tion's relationship to the University WUOM has an advantage over
and state. Although it is based in commercial stations because they are
Ann Arbor, WUOM also broadcasts able to allot more money to the

High Quality
Double Sided / Double Density

news department, said Bob Whit-
man, director of information pro-
gramming.
One area of specific improve-
ment under the many-faceted plan is
increased news and information
broadcasting. WUOM recently added
four hours a week of news with the
creation of "Weekend Edition" a
news magazine from 10-12 on Sat-
urday and Sunday mornings.
"Census numbers show that there
is an increasing desire for news and
information programs among radio
listeners," said Klatt. Recently
WUOM made technical improve-
ments at the station to facilitate
broadcasting of telephone interviews
between a news host and a guest in
"virtually any city in the world,"
said Whitman..,
CLASSIFIEDDily Photo by SCOTT LITUCHY
... they work! Another brick in the wall
CALL764-0557 Bricklayer Frank Frauhammer cuts bricks to be used to
build a partition in Angell Hall.
Student services
prepare for fall
(ContinuedfromPage3) "assembly" lines are set up to help
services that are normally provided the bank open an estimated 1,000
in the dorms. Each September new accounts in the 3-4 days after
Michigan Bell sets up a "student Labor Day.
rush" system of customer payment "We try to make what can be a
offices to help students get telephone real complicated process into some(
service as soon as possible, said a thing as quick and painless for stu-
spokesperson from Michigan Bell. dents as possible," said Wright.
The offices will be set up a t
Michigan Bell's office on Huron Another part of the return of the
f Street to help handle the surge of normal student population to cam-
new accounts. pus is the annual search for jobs.
Local banks also prepare for the
' annual student invasion. According "It's personnel's biggest time of
. . to Wendy Wright, a Comerica Bank the year," said Laura Haywood of the
retail sales representative, many stu- University's Library Personnel Of-
dents like to get an early start by fice. Last September the library r4
" " "' * opening accounts while attending ceived 700 applications, conducted
orientation or by mail. When the 488 student interviews, and hired
students jrettirti to _ Mnus, about ,370 new employees,
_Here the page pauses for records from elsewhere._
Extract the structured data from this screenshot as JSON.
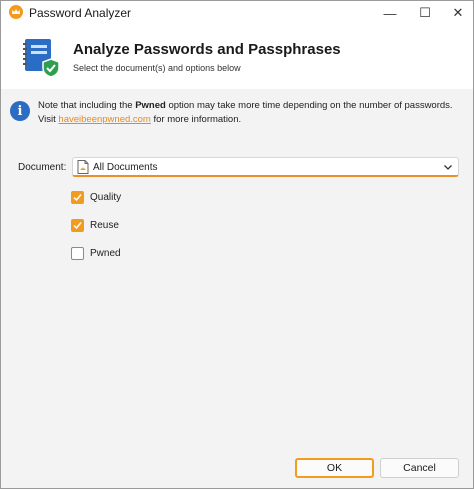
{
  "window": {
    "title": "Password Analyzer",
    "controls": {
      "minimize": "—",
      "maximize": "☐",
      "close": "✕"
    },
    "app_icon": "crown-icon"
  },
  "header": {
    "title": "Analyze Passwords and Passphrases",
    "subtitle": "Select the document(s) and options below",
    "icon": "notebook-shield-icon"
  },
  "info": {
    "icon": "info-icon",
    "text_before": "Note that including the ",
    "text_bold": "Pwned",
    "text_after": " option may take more time depending on the number of passwords. Visit ",
    "link": "haveibeenpwned.com",
    "text_end": " for more information."
  },
  "document": {
    "label": "Document:",
    "value": "All Documents",
    "icon": "document-icon"
  },
  "options": [
    {
      "label": "Quality",
      "checked": true
    },
    {
      "label": "Reuse",
      "checked": true
    },
    {
      "label": "Pwned",
      "checked": false
    }
  ],
  "buttons": {
    "ok": "OK",
    "cancel": "Cancel"
  },
  "colors": {
    "accent": "#f29b1d",
    "info": "#2b6cc4",
    "link": "#e58a1e"
  }
}
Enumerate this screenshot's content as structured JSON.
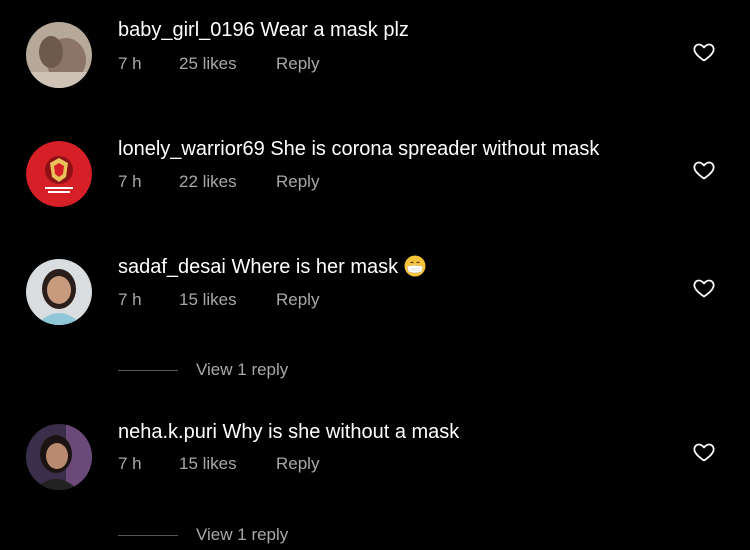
{
  "comments": [
    {
      "username": "baby_girl_0196",
      "text": "Wear a mask plz",
      "time": "7 h",
      "likes": "25 likes",
      "reply": "Reply"
    },
    {
      "username": "lonely_warrior69",
      "text": "She is corona spreader without mask",
      "time": "7 h",
      "likes": "22 likes",
      "reply": "Reply"
    },
    {
      "username": "sadaf_desai",
      "text": "Where is her mask",
      "time": "7 h",
      "likes": "15 likes",
      "reply": "Reply"
    },
    {
      "username": "neha.k.puri",
      "text": "Why is she without a mask",
      "time": "7 h",
      "likes": "15 likes",
      "reply": "Reply"
    }
  ],
  "view_replies": [
    "View 1 reply",
    "View 1 reply"
  ],
  "icons": {
    "like": "heart-outline-icon",
    "emoji": "mask-face-emoji"
  },
  "colors": {
    "background": "#000000",
    "text": "#ffffff",
    "muted": "#a8a8a8",
    "rcb_red": "#d61f26"
  }
}
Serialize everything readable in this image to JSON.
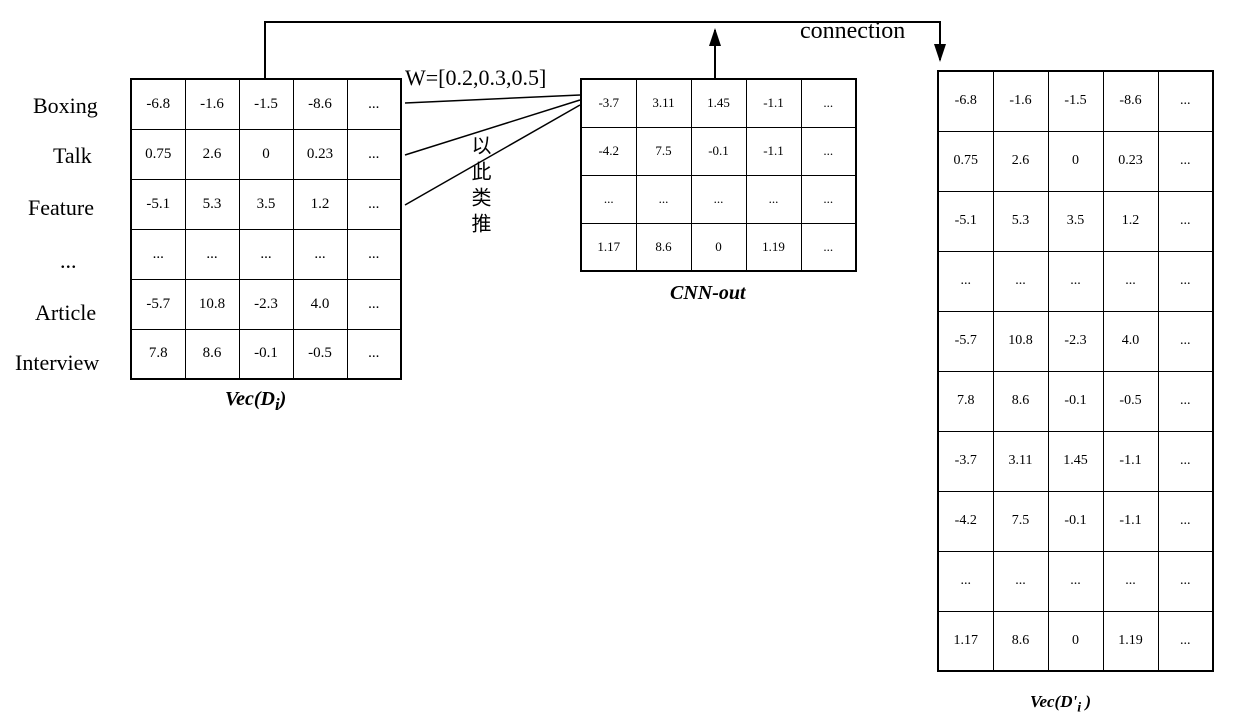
{
  "labels": {
    "row0": "Boxing",
    "row1": "Talk",
    "row2": "Feature",
    "row3": "...",
    "row4": "Article",
    "row5": "Interview",
    "connection": "connection",
    "weights": "W=[0.2,0.3,0.5]",
    "ycltp": "以此类推"
  },
  "captions": {
    "vecDi": "Vec(D_i)",
    "cnnOut": "CNN-out",
    "vecDiPrime": "Vec(D'_i )"
  },
  "chart_data": {
    "type": "table",
    "tables": [
      {
        "name": "Vec(D_i)",
        "row_labels": [
          "Boxing",
          "Talk",
          "Feature",
          "...",
          "Article",
          "Interview"
        ],
        "cells": [
          [
            "-6.8",
            "-1.6",
            "-1.5",
            "-8.6",
            "..."
          ],
          [
            "0.75",
            "2.6",
            "0",
            "0.23",
            "..."
          ],
          [
            "-5.1",
            "5.3",
            "3.5",
            "1.2",
            "..."
          ],
          [
            "...",
            "...",
            "...",
            "...",
            "..."
          ],
          [
            "-5.7",
            "10.8",
            "-2.3",
            "4.0",
            "..."
          ],
          [
            "7.8",
            "8.6",
            "-0.1",
            "-0.5",
            "..."
          ]
        ]
      },
      {
        "name": "CNN-out",
        "cells": [
          [
            "-3.7",
            "3.11",
            "1.45",
            "-1.1",
            "..."
          ],
          [
            "-4.2",
            "7.5",
            "-0.1",
            "-1.1",
            "..."
          ],
          [
            "...",
            "...",
            "...",
            "...",
            "..."
          ],
          [
            "1.17",
            "8.6",
            "0",
            "1.19",
            "..."
          ]
        ]
      },
      {
        "name": "Vec(D'_i)",
        "cells": [
          [
            "-6.8",
            "-1.6",
            "-1.5",
            "-8.6",
            "..."
          ],
          [
            "0.75",
            "2.6",
            "0",
            "0.23",
            "..."
          ],
          [
            "-5.1",
            "5.3",
            "3.5",
            "1.2",
            "..."
          ],
          [
            "...",
            "...",
            "...",
            "...",
            "..."
          ],
          [
            "-5.7",
            "10.8",
            "-2.3",
            "4.0",
            "..."
          ],
          [
            "7.8",
            "8.6",
            "-0.1",
            "-0.5",
            "..."
          ],
          [
            "-3.7",
            "3.11",
            "1.45",
            "-1.1",
            "..."
          ],
          [
            "-4.2",
            "7.5",
            "-0.1",
            "-1.1",
            "..."
          ],
          [
            "...",
            "...",
            "...",
            "...",
            "..."
          ],
          [
            "1.17",
            "8.6",
            "0",
            "1.19",
            "..."
          ]
        ]
      }
    ],
    "weights": [
      0.2,
      0.3,
      0.5
    ],
    "operation": "connection"
  }
}
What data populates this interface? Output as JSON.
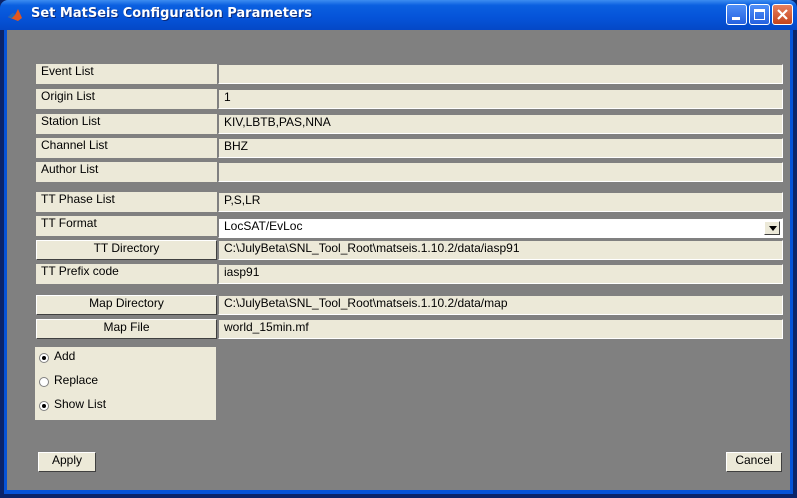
{
  "window": {
    "title": "Set MatSeis Configuration Parameters"
  },
  "lists": [
    {
      "label": "Event List",
      "value": ""
    },
    {
      "label": "Origin List",
      "value": "1"
    },
    {
      "label": "Station List",
      "value": "KIV,LBTB,PAS,NNA"
    },
    {
      "label": "Channel List",
      "value": "BHZ"
    },
    {
      "label": "Author List",
      "value": ""
    }
  ],
  "tt": {
    "phase_label": "TT Phase List",
    "phase_value": "P,S,LR",
    "format_label": "TT Format",
    "format_value": "LocSAT/EvLoc",
    "directory_button": "TT Directory",
    "directory_value": "C:\\JulyBeta\\SNL_Tool_Root\\matseis.1.10.2/data/iasp91",
    "prefix_label": "TT Prefix code",
    "prefix_value": "iasp91"
  },
  "map": {
    "directory_button": "Map Directory",
    "directory_value": "C:\\JulyBeta\\SNL_Tool_Root\\matseis.1.10.2/data/map",
    "file_button": "Map File",
    "file_value": "world_15min.mf"
  },
  "mode": {
    "options": [
      {
        "label": "Add",
        "selected": true
      },
      {
        "label": "Replace",
        "selected": false
      },
      {
        "label": "Show List",
        "selected": true
      }
    ]
  },
  "buttons": {
    "apply": "Apply",
    "cancel": "Cancel"
  },
  "icons": {
    "app": "matlab-logo-icon",
    "minimize": "minimize-icon",
    "maximize": "maximize-icon",
    "close": "close-icon"
  }
}
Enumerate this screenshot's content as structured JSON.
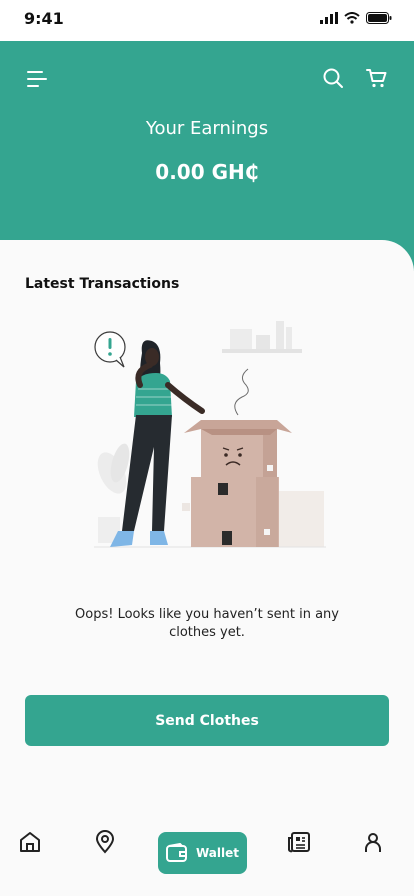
{
  "status_bar": {
    "time": "9:41"
  },
  "header": {
    "earnings_title": "Your Earnings",
    "earnings_value": "0.00 GH₵"
  },
  "transactions": {
    "title": "Latest Transactions",
    "empty_message": "Oops! Looks like you haven’t sent in any clothes yet."
  },
  "actions": {
    "send_label": "Send Clothes"
  },
  "bottom_nav": {
    "items": [
      {
        "icon": "home-icon"
      },
      {
        "icon": "location-pin-icon"
      },
      {
        "icon": "wallet-icon",
        "label": "Wallet",
        "active": true
      },
      {
        "icon": "news-icon"
      },
      {
        "icon": "profile-icon"
      }
    ]
  },
  "colors": {
    "brand": "#34a590",
    "background": "#fafafa"
  }
}
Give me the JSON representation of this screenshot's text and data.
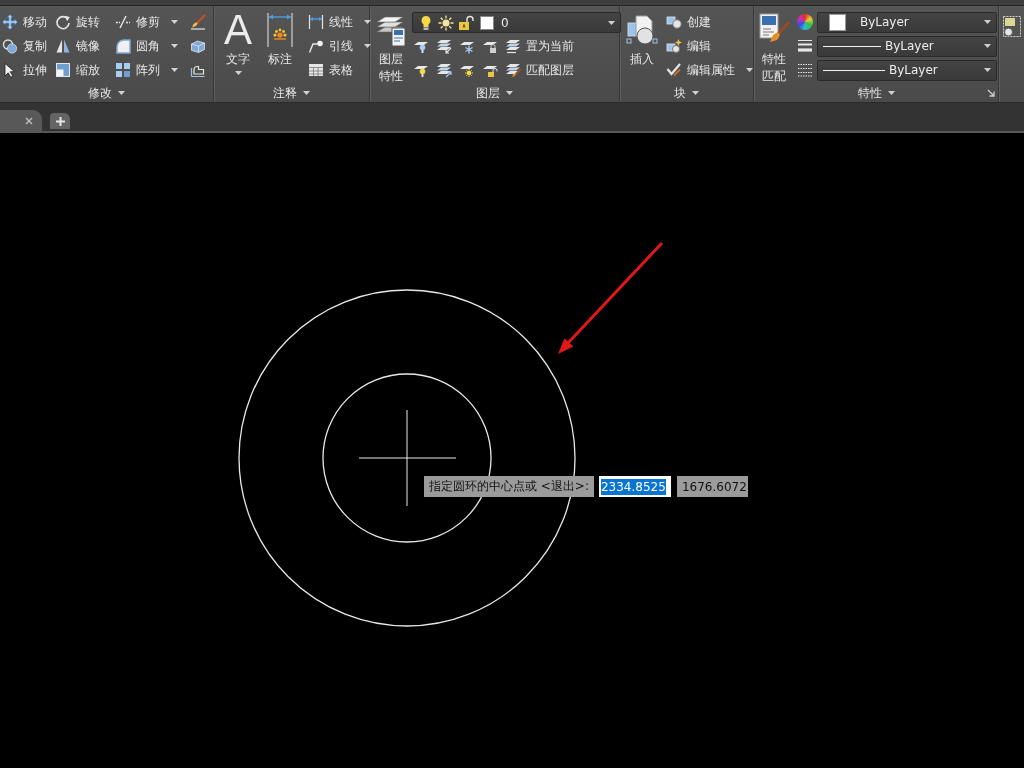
{
  "ribbon": {
    "modify": {
      "title": "修改",
      "tools": [
        {
          "label": "移动",
          "has_menu": false
        },
        {
          "label": "复制",
          "has_menu": false
        },
        {
          "label": "拉伸",
          "has_menu": false
        },
        {
          "label": "旋转",
          "has_menu": false
        },
        {
          "label": "镜像",
          "has_menu": false
        },
        {
          "label": "缩放",
          "has_menu": false
        },
        {
          "label": "修剪",
          "has_menu": true
        },
        {
          "label": "圆角",
          "has_menu": true
        },
        {
          "label": "阵列",
          "has_menu": true
        }
      ]
    },
    "annotation": {
      "title": "注释",
      "large_tools": [
        {
          "glyph": "A",
          "label": "文字",
          "has_menu": true
        },
        {
          "label": "标注",
          "has_menu": false
        }
      ],
      "tools": [
        {
          "label": "线性",
          "has_menu": true
        },
        {
          "label": "引线",
          "has_menu": true
        },
        {
          "label": "表格",
          "has_menu": false
        }
      ]
    },
    "layers": {
      "title": "图层",
      "large_tool": {
        "label": "图层特性"
      },
      "current_layer": "0",
      "tools": [
        {
          "label": "置为当前"
        },
        {
          "label": "匹配图层"
        }
      ]
    },
    "block": {
      "title": "块",
      "large_tool": {
        "label": "插入"
      },
      "tools": [
        {
          "label": "创建",
          "has_menu": false
        },
        {
          "label": "编辑",
          "has_menu": false
        },
        {
          "label": "编辑属性",
          "has_menu": true
        }
      ]
    },
    "properties": {
      "title": "特性",
      "large_tool": {
        "label": "特性匹配"
      },
      "dropdowns": [
        {
          "kind": "color",
          "value": "ByLayer"
        },
        {
          "kind": "lineweight",
          "value": "ByLayer"
        },
        {
          "kind": "linetype",
          "value": "ByLayer"
        }
      ]
    }
  },
  "canvas": {
    "prompt": {
      "text": "指定圆环的中心点或 <退出>:",
      "x_value": "2334.8525",
      "x_highlighted": true,
      "y_value": "1676.6072"
    }
  }
}
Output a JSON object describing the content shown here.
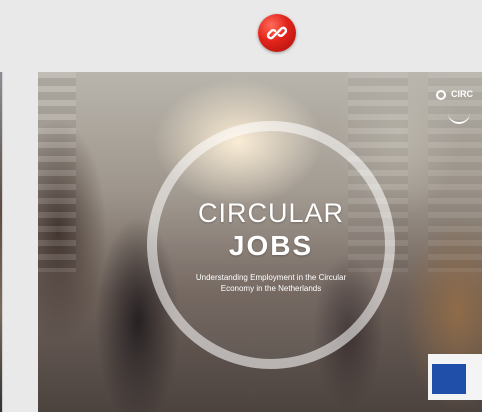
{
  "share": {
    "icon": "link-icon"
  },
  "cover": {
    "title_line1": "CIRCULAR",
    "title_line2": "JOBS",
    "subtitle": "Understanding Employment in the Circular Economy in the Netherlands",
    "logo_text": "CIRC"
  },
  "colors": {
    "link_button": "#e2231a",
    "background": "#e9e9e9"
  }
}
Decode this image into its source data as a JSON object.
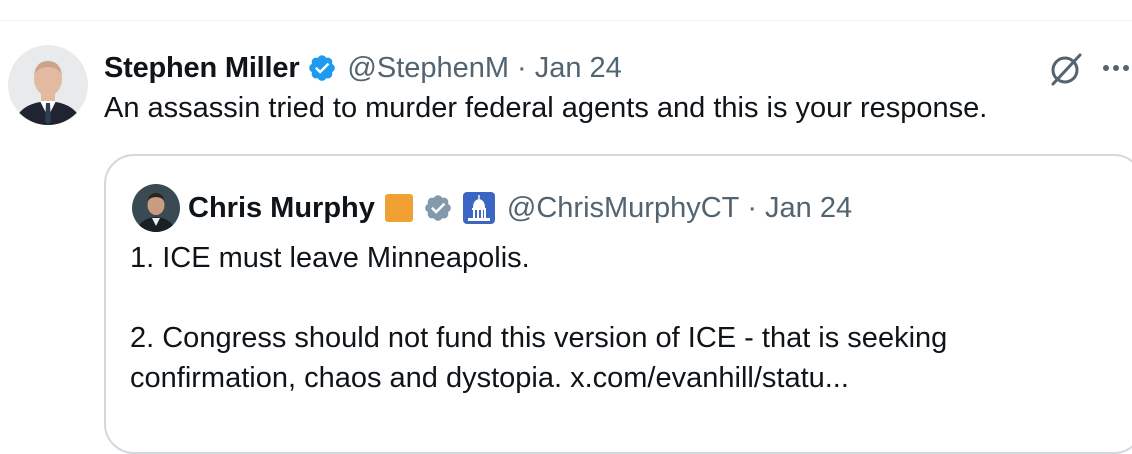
{
  "tweet": {
    "author_name": "Stephen Miller",
    "handle": "@StephenM",
    "separator": "·",
    "date": "Jan 24",
    "text": "An assassin tried to murder federal agents and this is your response."
  },
  "quoted_tweet": {
    "author_name": "Chris Murphy",
    "handle": "@ChrisMurphyCT",
    "separator": "·",
    "date": "Jan 24",
    "lines": [
      "1. ICE must leave Minneapolis.",
      "2. Congress should not fund this version of ICE - that is seeking",
      "confirmation, chaos and dystopia. x.com/evanhill/statu..."
    ]
  },
  "icons": {
    "verified_badge": "verified-badge-icon",
    "gray_badge": "gray-verified-badge-icon",
    "capitol": "capitol-emoji-icon",
    "grok": "grok-icon",
    "more": "more-options-icon",
    "orange_square": "orange-square-emoji"
  },
  "colors": {
    "verified_blue": "#1d9bf0",
    "government_gray": "#829aab",
    "orange_square": "#f0a132",
    "secondary_text": "#536471",
    "border": "#cfd9de"
  }
}
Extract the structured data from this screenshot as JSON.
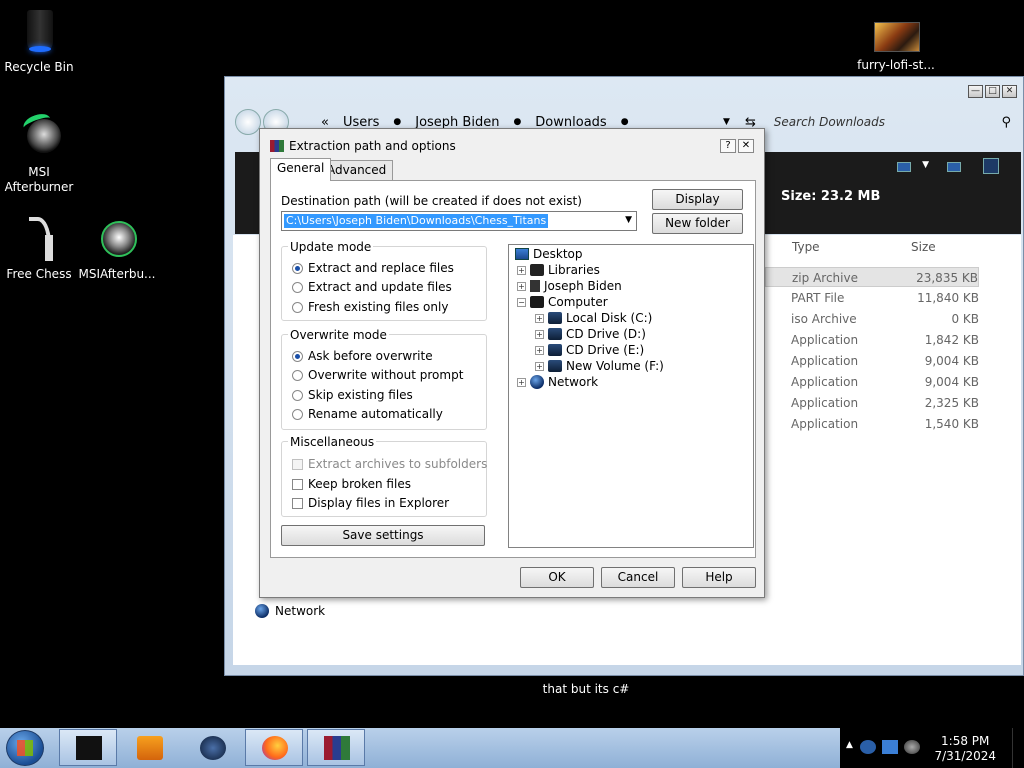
{
  "desktop": {
    "icons": [
      {
        "label": "Recycle Bin",
        "icon": "recycle-bin-icon"
      },
      {
        "label": "MSI Afterburner",
        "icon": "msi-afterburner-icon"
      },
      {
        "label": "Free Chess",
        "icon": "free-chess-icon"
      },
      {
        "label": "MSIAfterbu...",
        "icon": "msi-afterburner-shortcut-icon"
      },
      {
        "label": "furry-lofi-st...",
        "icon": "image-file-icon"
      }
    ]
  },
  "explorer": {
    "breadcrumb": [
      "Users",
      "Joseph Biden",
      "Downloads"
    ],
    "breadcrumb_prefix": "«",
    "search_placeholder": "Search Downloads",
    "size_label": "Size: 23.2 MB",
    "columns": {
      "type": "Type",
      "size": "Size"
    },
    "files": [
      {
        "type": "zip Archive",
        "size": "23,835 KB",
        "selected": true
      },
      {
        "type": "PART File",
        "size": "11,840 KB"
      },
      {
        "type": "iso Archive",
        "size": "0 KB"
      },
      {
        "type": "Application",
        "size": "1,842 KB"
      },
      {
        "type": "Application",
        "size": "9,004 KB"
      },
      {
        "type": "Application",
        "size": "9,004 KB"
      },
      {
        "type": "Application",
        "size": "2,325 KB"
      },
      {
        "type": "Application",
        "size": "1,540 KB"
      }
    ],
    "network_label": "Network"
  },
  "dialog": {
    "title": "Extraction path and options",
    "tabs": [
      "General",
      "Advanced"
    ],
    "dest_label": "Destination path (will be created if does not exist)",
    "dest_value": "C:\\Users\\Joseph Biden\\Downloads\\Chess_Titans",
    "display_button": "Display",
    "new_folder_button": "New folder",
    "update_mode": {
      "title": "Update mode",
      "options": [
        "Extract and replace files",
        "Extract and update files",
        "Fresh existing files only"
      ],
      "selected": 0
    },
    "overwrite_mode": {
      "title": "Overwrite mode",
      "options": [
        "Ask before overwrite",
        "Overwrite without prompt",
        "Skip existing files",
        "Rename automatically"
      ],
      "selected": 0
    },
    "misc": {
      "title": "Miscellaneous",
      "options": [
        "Extract archives to subfolders",
        "Keep broken files",
        "Display files in Explorer"
      ]
    },
    "save_settings": "Save settings",
    "tree": [
      {
        "label": "Desktop",
        "icon": "desktop-folder-icon"
      },
      {
        "label": "Libraries",
        "icon": "libraries-icon"
      },
      {
        "label": "Joseph Biden",
        "icon": "user-folder-icon"
      },
      {
        "label": "Computer",
        "icon": "computer-icon"
      },
      {
        "label": "Local Disk (C:)",
        "icon": "hard-disk-icon"
      },
      {
        "label": "CD Drive (D:)",
        "icon": "cd-drive-icon"
      },
      {
        "label": "CD Drive (E:)",
        "icon": "cd-drive-icon"
      },
      {
        "label": "New Volume (F:)",
        "icon": "hard-disk-icon"
      },
      {
        "label": "Network",
        "icon": "network-icon"
      }
    ],
    "ok": "OK",
    "cancel": "Cancel",
    "help": "Help"
  },
  "caption": "that but its c#",
  "taskbar": {
    "time": "1:58 PM",
    "date": "7/31/2024"
  }
}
STATE ST T
334 South State Street, Ann Arbor " 663-0090

Back to Top

© 2020 Regents of the University of Michigan